In A Tale of Two Cities, why is the farmer called "Death"?
Your question refers of course to Chapter 1 in Book the First of this excellent novel. Consider the following quote that introduces us to the "Farmer, Death" and the "Woodman, Fate":
It is likely enough that, rooted in the woods of France and Norway, there were growing trees, when that sufferer was put to death, already marked by the woodman, Fate, to come down and be sawn into boards, to make a certain movable framework with a sack and a knife in it, terrible in history. It is likely enough that in the rough outhouses of some tillers of the heavy lands adjacent to Paris, there were sheltered from the weather that very day, rude carts, bespattered with rustic mire, snuffed about by pigs, and roosted in by poultry, which the Farmer, Death, had already set apart to be his tumbrils of the Revolution.
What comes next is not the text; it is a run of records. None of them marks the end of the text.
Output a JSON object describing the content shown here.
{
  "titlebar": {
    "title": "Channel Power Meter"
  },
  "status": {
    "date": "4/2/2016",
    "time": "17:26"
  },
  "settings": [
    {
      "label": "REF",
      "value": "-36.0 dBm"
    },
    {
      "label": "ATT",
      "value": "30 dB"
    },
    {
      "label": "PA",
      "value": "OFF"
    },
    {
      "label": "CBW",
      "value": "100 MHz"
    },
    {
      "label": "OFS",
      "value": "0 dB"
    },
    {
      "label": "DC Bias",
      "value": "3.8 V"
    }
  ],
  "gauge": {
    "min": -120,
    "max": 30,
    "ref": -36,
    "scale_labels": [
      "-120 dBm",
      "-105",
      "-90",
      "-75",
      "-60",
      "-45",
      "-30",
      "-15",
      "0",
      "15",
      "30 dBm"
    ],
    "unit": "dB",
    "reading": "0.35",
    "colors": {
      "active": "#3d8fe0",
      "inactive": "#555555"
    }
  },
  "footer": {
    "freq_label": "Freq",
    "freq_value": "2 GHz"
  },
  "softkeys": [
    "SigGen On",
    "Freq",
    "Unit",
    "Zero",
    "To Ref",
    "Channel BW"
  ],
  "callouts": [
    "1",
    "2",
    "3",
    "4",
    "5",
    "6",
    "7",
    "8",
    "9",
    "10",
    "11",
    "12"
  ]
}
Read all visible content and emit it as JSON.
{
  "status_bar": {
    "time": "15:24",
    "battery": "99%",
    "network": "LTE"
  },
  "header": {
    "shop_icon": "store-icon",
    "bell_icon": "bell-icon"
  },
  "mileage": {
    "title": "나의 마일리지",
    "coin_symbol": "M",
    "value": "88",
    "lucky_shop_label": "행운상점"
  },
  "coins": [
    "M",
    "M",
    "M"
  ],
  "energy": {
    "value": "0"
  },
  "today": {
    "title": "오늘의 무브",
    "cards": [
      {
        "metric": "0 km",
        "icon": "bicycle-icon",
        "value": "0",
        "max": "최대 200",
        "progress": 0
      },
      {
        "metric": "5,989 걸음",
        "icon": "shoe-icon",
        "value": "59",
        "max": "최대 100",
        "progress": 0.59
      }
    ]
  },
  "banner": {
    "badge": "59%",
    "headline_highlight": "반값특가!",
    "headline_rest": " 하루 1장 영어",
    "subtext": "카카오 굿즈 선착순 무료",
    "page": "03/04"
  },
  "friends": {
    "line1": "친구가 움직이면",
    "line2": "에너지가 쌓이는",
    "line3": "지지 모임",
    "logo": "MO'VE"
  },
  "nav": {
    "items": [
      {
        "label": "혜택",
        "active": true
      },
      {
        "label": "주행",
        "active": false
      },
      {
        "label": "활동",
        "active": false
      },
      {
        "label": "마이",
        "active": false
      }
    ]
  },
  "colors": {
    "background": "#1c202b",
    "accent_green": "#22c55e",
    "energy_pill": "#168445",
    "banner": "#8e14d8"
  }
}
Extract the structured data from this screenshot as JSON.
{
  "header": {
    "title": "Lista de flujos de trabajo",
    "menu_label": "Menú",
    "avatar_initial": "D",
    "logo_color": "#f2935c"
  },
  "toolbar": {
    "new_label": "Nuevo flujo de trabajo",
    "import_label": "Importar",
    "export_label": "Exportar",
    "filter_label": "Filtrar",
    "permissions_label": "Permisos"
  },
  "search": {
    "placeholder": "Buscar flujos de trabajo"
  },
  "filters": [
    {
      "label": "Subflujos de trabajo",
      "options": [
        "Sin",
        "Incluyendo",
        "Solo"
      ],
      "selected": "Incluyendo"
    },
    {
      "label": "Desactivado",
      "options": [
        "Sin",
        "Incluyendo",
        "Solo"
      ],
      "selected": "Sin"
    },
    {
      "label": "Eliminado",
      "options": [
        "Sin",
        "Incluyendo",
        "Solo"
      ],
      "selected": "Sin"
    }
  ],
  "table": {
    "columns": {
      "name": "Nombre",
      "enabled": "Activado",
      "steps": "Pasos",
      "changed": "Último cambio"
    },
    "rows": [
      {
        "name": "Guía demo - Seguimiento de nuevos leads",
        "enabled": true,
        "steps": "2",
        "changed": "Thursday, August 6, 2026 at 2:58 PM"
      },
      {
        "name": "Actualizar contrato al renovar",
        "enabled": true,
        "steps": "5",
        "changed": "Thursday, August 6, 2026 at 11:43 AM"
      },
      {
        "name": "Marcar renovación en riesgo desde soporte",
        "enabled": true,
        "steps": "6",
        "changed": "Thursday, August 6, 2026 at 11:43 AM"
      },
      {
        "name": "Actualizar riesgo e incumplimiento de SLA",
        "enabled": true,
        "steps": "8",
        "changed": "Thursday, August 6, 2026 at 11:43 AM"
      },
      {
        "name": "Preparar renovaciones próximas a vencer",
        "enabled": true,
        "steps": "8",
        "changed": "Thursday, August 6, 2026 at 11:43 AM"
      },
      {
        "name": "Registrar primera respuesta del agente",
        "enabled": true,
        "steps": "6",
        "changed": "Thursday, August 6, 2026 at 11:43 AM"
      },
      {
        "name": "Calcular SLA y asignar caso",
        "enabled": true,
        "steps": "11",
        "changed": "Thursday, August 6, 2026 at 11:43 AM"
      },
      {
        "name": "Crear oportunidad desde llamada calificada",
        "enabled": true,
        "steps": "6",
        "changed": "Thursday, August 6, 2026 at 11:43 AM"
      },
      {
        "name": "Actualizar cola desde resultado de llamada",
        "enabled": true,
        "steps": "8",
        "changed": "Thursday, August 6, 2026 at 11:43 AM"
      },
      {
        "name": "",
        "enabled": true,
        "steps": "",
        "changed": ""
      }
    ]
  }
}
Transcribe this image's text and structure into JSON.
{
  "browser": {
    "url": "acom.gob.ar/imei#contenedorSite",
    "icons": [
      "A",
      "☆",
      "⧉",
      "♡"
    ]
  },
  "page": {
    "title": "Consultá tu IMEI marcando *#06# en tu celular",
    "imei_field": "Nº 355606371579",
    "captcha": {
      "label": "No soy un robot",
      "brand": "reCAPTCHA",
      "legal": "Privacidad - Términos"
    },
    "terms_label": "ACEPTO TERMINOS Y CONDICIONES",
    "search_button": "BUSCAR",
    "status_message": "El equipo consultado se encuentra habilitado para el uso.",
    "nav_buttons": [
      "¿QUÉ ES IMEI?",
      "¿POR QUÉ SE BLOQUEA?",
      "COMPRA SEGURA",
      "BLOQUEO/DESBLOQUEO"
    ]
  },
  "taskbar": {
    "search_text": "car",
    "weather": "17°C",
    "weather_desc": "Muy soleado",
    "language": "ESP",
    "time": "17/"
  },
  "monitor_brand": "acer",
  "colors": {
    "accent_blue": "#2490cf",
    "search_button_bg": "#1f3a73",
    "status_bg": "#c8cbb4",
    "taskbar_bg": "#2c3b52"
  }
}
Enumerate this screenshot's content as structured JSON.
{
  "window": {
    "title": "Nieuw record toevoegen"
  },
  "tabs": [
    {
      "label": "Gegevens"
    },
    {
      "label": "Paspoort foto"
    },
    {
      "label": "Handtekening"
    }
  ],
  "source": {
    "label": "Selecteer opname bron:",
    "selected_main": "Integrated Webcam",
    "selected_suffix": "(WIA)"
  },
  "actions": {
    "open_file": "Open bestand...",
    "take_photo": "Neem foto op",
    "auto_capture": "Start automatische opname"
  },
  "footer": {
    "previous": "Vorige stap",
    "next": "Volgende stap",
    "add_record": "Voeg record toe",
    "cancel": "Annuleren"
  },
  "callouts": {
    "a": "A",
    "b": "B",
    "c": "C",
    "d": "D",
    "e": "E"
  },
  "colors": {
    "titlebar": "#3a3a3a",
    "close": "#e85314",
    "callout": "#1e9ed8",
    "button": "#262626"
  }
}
Here, Dickens is personifying the forces of Death and Fate, so prevalent in the novel and in the period in which the novel is set, as a Farmer and a Woodman, who are going about there work "unceasingly" and "silently". Dickens is thus foreshadowing the role of Death and Fate in the novel by introducing them in this personified fashion before the novel begins, linking Fate to the construction of the "movable framework" (the guillotine) and Death with the setting apart of the "tumbrils", the carts that were used to transport the nobility and other prisoners to their execution at the hands of Madame La Guillotine.